Beginning with 1921, Azerbaijan consistently implemented a policy of humiliating Nakhichevan Armenians’ national dignity and infringing upon their rights with the purpose of finally driving them away from their historical homeland: it eventually reached its goal, for between 1921 and 1989, the area was stripped of its ethnic Armenian population.

The cultural heritage the Armenians created both in Nakhichevan and other parts of their historical motherland throughout many millennia is of pan-human value and significance: it is more than 200 years since it became an object of investigation for foreign researchers as well. At present when the international community seeks prudent ways of settling Artsakh conflict, their endeavours are thwarted by Azerbaijan, which has annihilated an entire cultural legacy through its regular army units.

According to some foreign scholars' calculations, in the 17th century Jugha Cemetery retained 10,000 cross-stones dating back to the period between the 9th and 17th centuries. Later more than 7,000 khachkars fell prey to the annihilation of cultural monuments launched by Russia between 1905 and 1906 and continued by the Soviet leadership from the 1920s till the ‘70s.

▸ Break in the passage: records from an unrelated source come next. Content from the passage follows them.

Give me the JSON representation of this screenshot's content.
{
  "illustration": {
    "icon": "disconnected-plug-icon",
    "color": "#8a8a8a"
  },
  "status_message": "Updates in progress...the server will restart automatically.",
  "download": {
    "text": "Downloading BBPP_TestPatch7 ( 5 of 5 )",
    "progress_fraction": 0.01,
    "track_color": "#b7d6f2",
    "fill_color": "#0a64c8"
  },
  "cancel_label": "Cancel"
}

Before 1998 Jugha comprised an estimated 3,000 cross-stones and several chapels, which were demolished by the Azeri troops in 1998, 2002 and 2005. In 2005 a Scottish researcher travelled in Nakhichevan, where he found out that the Armenian monuments located in the other settlements of the area (Shorot, Agulis, Kerna, Shahaponk, Aprakunis, etc.) had been subjected to the same fate of annihilation.

The Republic of Armenia should assist the appropriate international bodies, including the international institutions of the Islamic countries, in taking drastic measures against Azerbaijan, that has been destroying the Armenian monuments in Jugha, Nakhichevan, etc. for many decades now. The Armenian Government will certainly reach the desirable results if it includes the problem IN the priorities of the foreign policy of the Republic of armenia.

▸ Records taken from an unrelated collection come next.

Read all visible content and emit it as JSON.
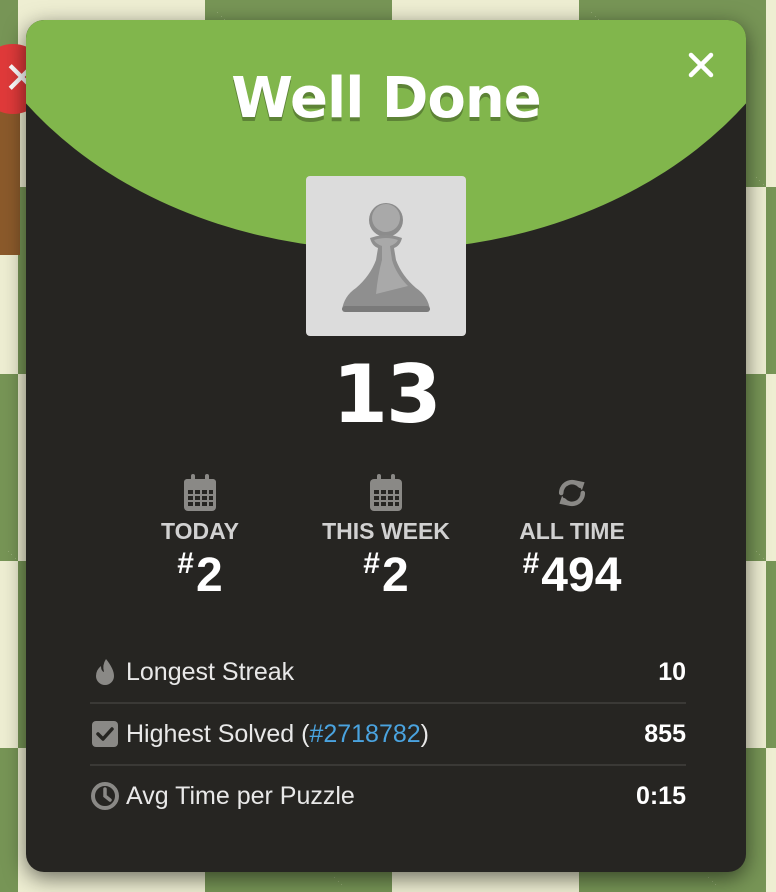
{
  "modal": {
    "title": "Well Done",
    "score": "13"
  },
  "ranks": [
    {
      "label": "TODAY",
      "hash": "#",
      "value": "2",
      "icon": "calendar-icon"
    },
    {
      "label": "THIS WEEK",
      "hash": "#",
      "value": "2",
      "icon": "calendar-icon"
    },
    {
      "label": "ALL TIME",
      "hash": "#",
      "value": "494",
      "icon": "refresh-icon"
    }
  ],
  "stats": {
    "longest_streak": {
      "label": "Longest Streak",
      "value": "10",
      "icon": "flame-icon"
    },
    "highest_solved": {
      "label_prefix": "Highest Solved (",
      "link": "#2718782",
      "label_suffix": ")",
      "value": "855",
      "icon": "checkbox-icon"
    },
    "avg_time": {
      "label": "Avg Time per Puzzle",
      "value": "0:15",
      "icon": "clock-icon"
    }
  },
  "colors": {
    "header_green": "#81b64c",
    "modal_bg": "#262522",
    "link": "#4aa3df",
    "board_light": "#eeeed2",
    "board_dark": "#779556"
  }
}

Under the current circumstances, only at state level is it possible to expose Azerbaijan’s criminal acts before the international community, making that country bear responsibility for the annihilation of the Armenian monuments and stop it altogether.

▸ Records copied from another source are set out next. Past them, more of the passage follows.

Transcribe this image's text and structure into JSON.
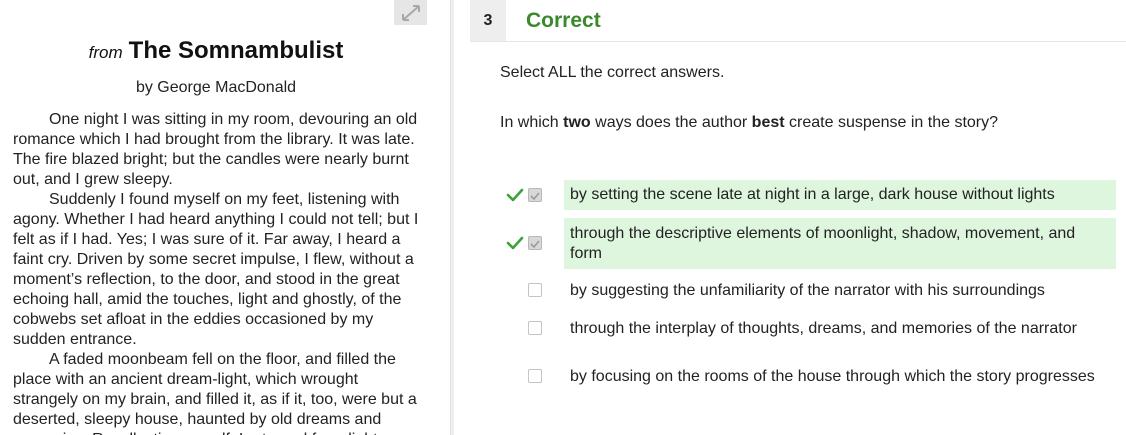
{
  "passage": {
    "title_prefix": "from",
    "title": "The Somnambulist",
    "author": "by George MacDonald",
    "paragraphs": [
      "One night I was sitting in my room, devouring an old romance which I had brought from the library. It was late. The fire blazed bright; but the candles were nearly burnt out, and I grew sleepy.",
      "Suddenly I found myself on my feet, listening with agony. Whether I had heard anything I could not tell; but I felt as if I had. Yes; I was sure of it. Far away, I heard a faint cry. Driven by some secret impulse, I flew, without a moment’s reflection, to the door, and stood in the great echoing hall, amid the touches, light and ghostly, of the cobwebs set afloat in the eddies occasioned by my sudden entrance.",
      "A faded moonbeam fell on the floor, and filled the place with an ancient dream-light, which wrought strangely on my brain, and filled it, as if it, too, were but a deserted, sleepy house, haunted by old dreams and memories. Recollecting myself, I returned for a light."
    ],
    "expand_icon": "expand-arrows-icon"
  },
  "question": {
    "number": "3",
    "status": "Correct",
    "instruction": "Select ALL the correct answers.",
    "prompt_parts": [
      "In which ",
      "two",
      " ways does the author ",
      "best",
      " create suspense in the story?"
    ],
    "answers": [
      {
        "text": "by setting the scene late at night in a large, dark house without lights",
        "checked": true,
        "correct": true
      },
      {
        "text": "through the descriptive elements of moonlight, shadow, movement, and form",
        "checked": true,
        "correct": true
      },
      {
        "text": "by suggesting the unfamiliarity of the narrator with his surroundings",
        "checked": false,
        "correct": false
      },
      {
        "text": "through the interplay of thoughts, dreams, and memories of the narrator",
        "checked": false,
        "correct": false
      },
      {
        "text": "by focusing on the rooms of the house through which the story progresses",
        "checked": false,
        "correct": false
      }
    ]
  },
  "colors": {
    "correct_text": "#3a8a2c",
    "correct_highlight": "#ddf6dd",
    "checkmark": "#3aa33a"
  }
}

The protection of Nakhichevan’s monuments will also contribute to the fair settlement of Artsakh conflict, showing that peaceful negotiations cannot yield concession to a state demolishing a nation’s cultural heritage.

The Pan-Armenian Commission for the Protection of Armenian Monuments urges the Government of the Republic of Armenia:

1. To launch legal proceedings against Azerbaijan in the International Court of Justice for annihilating Nakhichevan’s mediaeval Armenian churches, tombstones and cross-stones; to force that country to deliver up the fragments of the khackars broken in Jugha and other places to the Republic of Armenia;

2. To take the necessary steps making Azerbaijan to repay for the demolished monuments and their restoration, and permit the arrival of international troops in Nakhichevan for the protection of the local monuments;

3. To take measures so that the proper international bodies will set up research groups of specialists from Armenia and other countries for the purpose of registering and measuring the Armenian monuments throughout Nakhichevan;

4. To include the international expose and denunciation of Azerbaijan in the priorities of the foreign policy of the Republic of Armenia and implement it through the Armenian embassies and other appropriate bodies;

5. The religious, cultural, socio-political and other organizations functioning in the Armenian Diaspora should focus their activity on the protection of the Armenian monuments situated outside the borders of the present-day Republic of Armenia, particularly, Nakhichevan. They should also take the necessary steps making Azerbaijan’s criminal government bear responsibility for what it has perpetrated in international bodies of justice.

17 January 2006

Pan-Armenian Commission for the Protection of Armenian Monuments